##### Dataset records

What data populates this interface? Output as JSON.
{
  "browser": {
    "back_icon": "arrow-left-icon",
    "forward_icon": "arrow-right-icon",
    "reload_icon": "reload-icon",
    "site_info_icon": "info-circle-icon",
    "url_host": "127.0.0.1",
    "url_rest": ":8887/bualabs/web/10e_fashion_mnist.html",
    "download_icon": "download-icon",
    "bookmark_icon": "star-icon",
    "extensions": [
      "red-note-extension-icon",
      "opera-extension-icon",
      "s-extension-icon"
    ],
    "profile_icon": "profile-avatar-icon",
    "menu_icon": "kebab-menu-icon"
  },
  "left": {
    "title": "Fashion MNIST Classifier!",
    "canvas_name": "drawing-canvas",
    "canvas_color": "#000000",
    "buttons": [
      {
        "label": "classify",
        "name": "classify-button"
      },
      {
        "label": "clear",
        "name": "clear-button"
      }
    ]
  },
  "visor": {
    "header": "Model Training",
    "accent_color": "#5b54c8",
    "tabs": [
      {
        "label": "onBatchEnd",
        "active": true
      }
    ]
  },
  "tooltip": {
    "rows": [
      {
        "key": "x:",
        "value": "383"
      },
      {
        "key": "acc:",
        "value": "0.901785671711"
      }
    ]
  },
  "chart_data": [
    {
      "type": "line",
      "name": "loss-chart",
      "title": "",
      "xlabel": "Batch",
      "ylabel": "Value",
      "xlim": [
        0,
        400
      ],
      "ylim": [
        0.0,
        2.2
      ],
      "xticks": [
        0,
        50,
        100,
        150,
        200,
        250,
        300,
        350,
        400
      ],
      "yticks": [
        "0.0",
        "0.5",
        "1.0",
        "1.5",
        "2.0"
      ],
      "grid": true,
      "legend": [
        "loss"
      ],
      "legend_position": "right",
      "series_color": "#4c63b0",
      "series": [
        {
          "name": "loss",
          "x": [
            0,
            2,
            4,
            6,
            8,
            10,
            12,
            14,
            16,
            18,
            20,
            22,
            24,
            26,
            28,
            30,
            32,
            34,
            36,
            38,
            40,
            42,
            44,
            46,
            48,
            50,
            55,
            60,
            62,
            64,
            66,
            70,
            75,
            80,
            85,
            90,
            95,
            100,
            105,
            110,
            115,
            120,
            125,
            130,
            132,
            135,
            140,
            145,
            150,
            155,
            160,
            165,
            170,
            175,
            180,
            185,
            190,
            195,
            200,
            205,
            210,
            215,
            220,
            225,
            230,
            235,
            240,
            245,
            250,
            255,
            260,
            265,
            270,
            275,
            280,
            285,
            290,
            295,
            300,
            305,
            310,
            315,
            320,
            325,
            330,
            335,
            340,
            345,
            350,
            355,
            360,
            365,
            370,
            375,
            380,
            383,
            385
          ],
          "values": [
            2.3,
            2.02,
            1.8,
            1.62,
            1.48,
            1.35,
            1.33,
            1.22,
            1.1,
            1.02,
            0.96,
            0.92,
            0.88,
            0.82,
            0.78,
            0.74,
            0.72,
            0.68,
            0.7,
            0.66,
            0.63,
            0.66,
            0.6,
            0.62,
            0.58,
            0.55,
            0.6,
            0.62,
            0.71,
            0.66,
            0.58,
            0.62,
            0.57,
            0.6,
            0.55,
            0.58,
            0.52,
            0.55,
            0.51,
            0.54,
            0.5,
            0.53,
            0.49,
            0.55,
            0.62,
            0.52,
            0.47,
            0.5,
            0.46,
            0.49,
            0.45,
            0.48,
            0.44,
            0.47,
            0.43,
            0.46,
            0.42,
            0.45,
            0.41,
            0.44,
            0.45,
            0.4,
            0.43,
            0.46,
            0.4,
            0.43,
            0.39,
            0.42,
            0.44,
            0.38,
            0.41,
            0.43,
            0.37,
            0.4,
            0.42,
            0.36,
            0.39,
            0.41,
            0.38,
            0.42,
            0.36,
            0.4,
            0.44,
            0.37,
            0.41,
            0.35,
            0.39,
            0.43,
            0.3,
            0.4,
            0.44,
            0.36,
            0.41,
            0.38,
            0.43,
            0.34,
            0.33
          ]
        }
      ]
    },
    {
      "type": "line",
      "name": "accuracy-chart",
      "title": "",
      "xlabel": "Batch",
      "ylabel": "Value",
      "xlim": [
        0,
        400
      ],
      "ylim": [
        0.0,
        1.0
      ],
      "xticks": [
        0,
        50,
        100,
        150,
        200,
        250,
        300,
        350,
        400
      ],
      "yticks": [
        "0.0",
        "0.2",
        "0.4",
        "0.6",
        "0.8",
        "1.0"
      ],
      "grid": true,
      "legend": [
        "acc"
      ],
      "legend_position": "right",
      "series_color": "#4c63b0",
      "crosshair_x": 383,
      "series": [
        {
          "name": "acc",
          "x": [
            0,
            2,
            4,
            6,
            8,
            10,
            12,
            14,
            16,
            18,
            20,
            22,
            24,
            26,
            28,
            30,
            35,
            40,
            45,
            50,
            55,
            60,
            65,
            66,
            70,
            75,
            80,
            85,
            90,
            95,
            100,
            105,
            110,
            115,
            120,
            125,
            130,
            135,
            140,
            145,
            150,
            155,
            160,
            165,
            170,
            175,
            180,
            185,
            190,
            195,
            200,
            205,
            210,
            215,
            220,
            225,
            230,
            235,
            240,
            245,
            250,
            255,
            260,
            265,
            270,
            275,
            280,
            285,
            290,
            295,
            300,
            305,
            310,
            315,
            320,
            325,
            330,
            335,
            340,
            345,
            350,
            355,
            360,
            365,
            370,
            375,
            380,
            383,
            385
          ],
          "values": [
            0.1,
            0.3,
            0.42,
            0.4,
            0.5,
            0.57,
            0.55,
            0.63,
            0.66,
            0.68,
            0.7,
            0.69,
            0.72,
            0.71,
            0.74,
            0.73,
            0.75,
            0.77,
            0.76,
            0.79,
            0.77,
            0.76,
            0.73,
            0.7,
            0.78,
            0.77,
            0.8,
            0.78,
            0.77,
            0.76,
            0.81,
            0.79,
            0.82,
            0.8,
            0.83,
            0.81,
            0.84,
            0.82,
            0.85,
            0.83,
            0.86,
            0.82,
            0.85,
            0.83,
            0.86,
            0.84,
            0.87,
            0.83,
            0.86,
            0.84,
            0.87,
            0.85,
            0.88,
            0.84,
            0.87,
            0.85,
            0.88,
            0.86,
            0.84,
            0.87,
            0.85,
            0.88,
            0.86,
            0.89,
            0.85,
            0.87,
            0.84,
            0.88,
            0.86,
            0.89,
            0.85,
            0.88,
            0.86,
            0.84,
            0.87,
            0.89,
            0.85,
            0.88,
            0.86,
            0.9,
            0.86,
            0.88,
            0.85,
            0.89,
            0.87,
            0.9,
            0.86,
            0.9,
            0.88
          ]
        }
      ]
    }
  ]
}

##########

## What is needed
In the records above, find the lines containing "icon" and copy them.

## Exercise result
    "back_icon": "arrow-left-icon",
    "forward_icon": "arrow-right-icon",
    "reload_icon": "reload-icon",
    "site_info_icon": "info-circle-icon",
    "download_icon": "download-icon",
    "bookmark_icon": "star-icon",
      "red-note-extension-icon",
      "opera-extension-icon",
      "s-extension-icon"
    "profile_icon": "profile-avatar-icon",
    "menu_icon": "kebab-menu-icon"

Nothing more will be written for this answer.